Master of Science (MS)
The School of Plant, Environmental Management and Soil Science
One of the biggest challenges facing the world today is the need to provide nutritious food to an ever-growing population in a way that does not compromise the ecosystem services of the soil that are necessary for life. The evidence for widespread degradation of the soil has been a major contributor in the increased interest in soil health. Most of the research in soil health has focused on field crops, which has led to a gap in the research of soil health on vegetable cropping systems. This objective of this study was to analyze the health of the soil on an intensive sustainable vegetable farm by measuring the chemical, physical and biological properties of the soil. Soil chemical assessments included macronutrients, micronutrients, pH, and soil organic matter (SOM). Soil physical assessments included particle size analysis and aggregate stability. Soil biological assessments included Fatty Acid Methyl Ester (FAME) and respiration. Key indicators of soil health were high in this system as compared to what other studies have reported in agricultural systems. These indicators included SOM, aggregate stability and a diverse microbial community as shown by FAME. An area to monitor in this system is the high nutrient levels, especially phosphorous, but the high aggregate stability, with an average of 93% in the areas in production at the end of the study, makes the possibility of runoff less of a concern. This study indicates that the management in this production system leads to positive impacts on the health of the soil.

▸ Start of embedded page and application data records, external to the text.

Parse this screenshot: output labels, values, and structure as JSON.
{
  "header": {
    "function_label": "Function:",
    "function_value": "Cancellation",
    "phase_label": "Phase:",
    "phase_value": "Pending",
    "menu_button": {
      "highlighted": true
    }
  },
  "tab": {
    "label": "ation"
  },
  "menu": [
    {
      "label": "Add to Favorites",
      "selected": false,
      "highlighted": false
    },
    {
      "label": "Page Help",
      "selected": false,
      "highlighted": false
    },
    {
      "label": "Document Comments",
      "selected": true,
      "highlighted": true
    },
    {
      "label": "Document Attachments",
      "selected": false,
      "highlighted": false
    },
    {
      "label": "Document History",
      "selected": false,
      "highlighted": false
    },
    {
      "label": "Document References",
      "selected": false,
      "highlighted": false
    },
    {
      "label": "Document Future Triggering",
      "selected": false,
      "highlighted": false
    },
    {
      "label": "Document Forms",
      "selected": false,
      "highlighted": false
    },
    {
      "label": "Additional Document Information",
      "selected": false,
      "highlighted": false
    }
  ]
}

Guidroz, Allison, "Soil Health on a Small-Scale Sustainable Vegetable Farm in South Louisiana" (2020). LSU Master's Theses. 5053.